▸ Activity:
Using the entries below, copy out all lines where "filter" is found.

Stored items:
=-=-=-=-=
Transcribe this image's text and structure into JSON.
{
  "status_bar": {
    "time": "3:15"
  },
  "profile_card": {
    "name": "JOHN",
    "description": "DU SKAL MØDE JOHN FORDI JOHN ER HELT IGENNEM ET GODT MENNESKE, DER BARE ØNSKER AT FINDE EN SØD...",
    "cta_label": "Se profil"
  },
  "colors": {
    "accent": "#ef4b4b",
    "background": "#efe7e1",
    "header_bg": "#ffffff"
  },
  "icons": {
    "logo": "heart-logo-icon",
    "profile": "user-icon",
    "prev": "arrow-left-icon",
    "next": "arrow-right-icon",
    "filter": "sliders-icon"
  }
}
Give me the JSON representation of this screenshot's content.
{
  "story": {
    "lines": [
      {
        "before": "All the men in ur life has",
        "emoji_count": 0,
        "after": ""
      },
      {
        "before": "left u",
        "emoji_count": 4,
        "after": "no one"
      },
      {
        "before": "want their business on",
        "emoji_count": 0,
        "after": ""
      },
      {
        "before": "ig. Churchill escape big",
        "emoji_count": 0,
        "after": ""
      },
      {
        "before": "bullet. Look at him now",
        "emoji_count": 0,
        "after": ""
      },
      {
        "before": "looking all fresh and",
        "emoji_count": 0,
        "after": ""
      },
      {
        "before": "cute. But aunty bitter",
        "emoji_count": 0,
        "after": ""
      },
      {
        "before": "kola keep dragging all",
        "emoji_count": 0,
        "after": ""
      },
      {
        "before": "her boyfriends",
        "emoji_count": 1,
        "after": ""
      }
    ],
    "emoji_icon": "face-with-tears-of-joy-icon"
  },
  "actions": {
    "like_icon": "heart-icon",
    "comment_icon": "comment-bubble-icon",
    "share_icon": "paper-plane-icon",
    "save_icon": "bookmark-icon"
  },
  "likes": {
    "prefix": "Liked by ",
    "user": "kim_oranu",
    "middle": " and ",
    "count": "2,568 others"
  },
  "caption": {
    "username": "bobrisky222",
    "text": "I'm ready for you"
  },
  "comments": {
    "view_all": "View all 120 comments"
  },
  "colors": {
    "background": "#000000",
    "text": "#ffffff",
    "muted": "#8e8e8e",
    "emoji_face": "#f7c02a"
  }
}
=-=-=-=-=
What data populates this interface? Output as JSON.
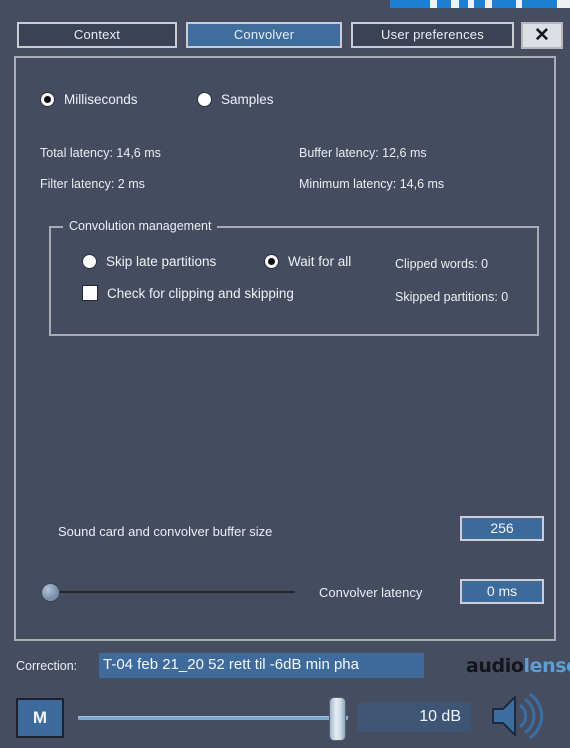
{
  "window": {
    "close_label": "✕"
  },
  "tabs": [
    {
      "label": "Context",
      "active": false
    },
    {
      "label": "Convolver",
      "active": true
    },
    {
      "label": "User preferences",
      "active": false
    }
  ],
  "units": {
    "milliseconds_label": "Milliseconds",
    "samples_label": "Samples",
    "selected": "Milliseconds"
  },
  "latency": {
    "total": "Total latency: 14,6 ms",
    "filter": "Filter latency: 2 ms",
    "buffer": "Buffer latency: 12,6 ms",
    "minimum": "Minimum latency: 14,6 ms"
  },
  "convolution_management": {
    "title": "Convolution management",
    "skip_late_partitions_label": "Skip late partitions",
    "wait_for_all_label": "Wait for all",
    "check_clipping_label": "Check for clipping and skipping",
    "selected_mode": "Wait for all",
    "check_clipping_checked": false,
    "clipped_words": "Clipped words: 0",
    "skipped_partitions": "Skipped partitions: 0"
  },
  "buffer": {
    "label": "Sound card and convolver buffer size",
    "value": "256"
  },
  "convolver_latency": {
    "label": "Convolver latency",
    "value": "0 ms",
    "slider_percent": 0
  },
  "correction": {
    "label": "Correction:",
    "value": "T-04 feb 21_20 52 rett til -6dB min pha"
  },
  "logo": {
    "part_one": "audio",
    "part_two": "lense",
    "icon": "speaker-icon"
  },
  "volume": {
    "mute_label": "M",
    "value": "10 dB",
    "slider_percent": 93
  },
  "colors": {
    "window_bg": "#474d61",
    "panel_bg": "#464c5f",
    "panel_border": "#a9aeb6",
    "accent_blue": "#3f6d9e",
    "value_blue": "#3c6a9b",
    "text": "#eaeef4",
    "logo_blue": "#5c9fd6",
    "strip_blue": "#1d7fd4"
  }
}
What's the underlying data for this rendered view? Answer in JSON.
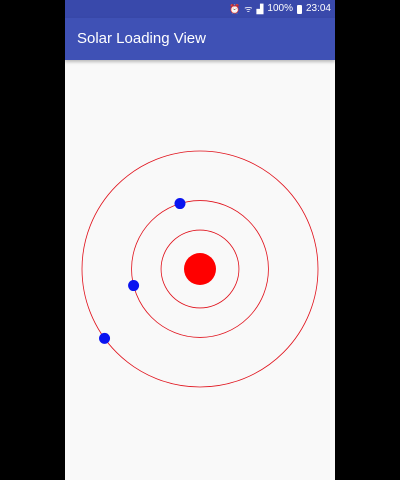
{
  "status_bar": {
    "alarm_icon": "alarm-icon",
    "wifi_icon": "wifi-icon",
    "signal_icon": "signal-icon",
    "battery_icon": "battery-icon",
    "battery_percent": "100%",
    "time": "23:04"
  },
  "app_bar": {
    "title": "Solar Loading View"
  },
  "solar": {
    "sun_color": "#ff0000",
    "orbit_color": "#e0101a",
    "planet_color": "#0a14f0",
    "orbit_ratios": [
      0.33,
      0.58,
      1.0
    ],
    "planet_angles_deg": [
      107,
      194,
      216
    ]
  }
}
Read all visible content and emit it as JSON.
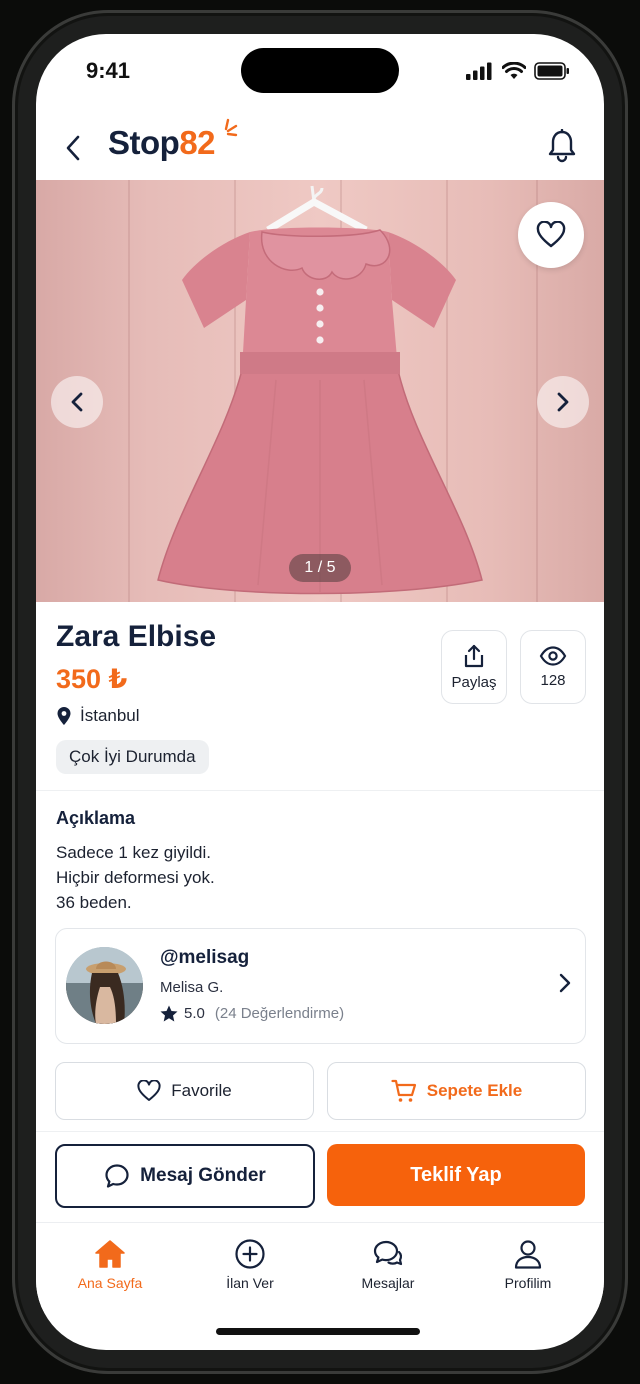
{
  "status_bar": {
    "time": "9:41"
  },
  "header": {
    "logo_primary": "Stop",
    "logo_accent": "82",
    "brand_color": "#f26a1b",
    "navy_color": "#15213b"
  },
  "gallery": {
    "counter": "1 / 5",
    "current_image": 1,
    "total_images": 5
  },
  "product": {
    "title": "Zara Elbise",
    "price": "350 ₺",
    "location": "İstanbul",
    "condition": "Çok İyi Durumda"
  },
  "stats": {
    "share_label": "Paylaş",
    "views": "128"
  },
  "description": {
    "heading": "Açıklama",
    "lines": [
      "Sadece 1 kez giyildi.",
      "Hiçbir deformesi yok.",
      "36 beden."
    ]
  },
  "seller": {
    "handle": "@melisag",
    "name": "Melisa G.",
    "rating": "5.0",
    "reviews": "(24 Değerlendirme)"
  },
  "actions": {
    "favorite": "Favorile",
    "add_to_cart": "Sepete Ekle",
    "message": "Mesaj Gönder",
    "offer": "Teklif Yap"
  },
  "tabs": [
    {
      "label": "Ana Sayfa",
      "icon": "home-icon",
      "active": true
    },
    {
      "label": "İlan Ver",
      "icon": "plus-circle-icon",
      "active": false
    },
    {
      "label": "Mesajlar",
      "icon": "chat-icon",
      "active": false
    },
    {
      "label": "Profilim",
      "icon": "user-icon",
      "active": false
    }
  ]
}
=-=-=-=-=
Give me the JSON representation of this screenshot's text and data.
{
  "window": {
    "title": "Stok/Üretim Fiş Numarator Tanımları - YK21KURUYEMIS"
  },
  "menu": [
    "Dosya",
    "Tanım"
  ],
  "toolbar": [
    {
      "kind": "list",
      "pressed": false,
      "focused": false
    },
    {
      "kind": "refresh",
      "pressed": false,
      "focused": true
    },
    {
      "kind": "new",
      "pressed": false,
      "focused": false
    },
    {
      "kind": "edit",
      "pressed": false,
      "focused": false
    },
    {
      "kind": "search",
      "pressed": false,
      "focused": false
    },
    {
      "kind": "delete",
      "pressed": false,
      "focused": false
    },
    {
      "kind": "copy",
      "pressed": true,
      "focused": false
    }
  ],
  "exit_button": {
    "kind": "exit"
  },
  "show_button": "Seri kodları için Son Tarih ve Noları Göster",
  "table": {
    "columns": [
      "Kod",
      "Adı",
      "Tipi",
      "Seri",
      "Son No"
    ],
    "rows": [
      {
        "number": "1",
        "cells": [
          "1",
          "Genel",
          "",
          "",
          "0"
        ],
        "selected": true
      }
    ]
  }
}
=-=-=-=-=
▸ Answer space:
    "filter": "sliders-icon"
    "filter": "Filter latency: 2 ms",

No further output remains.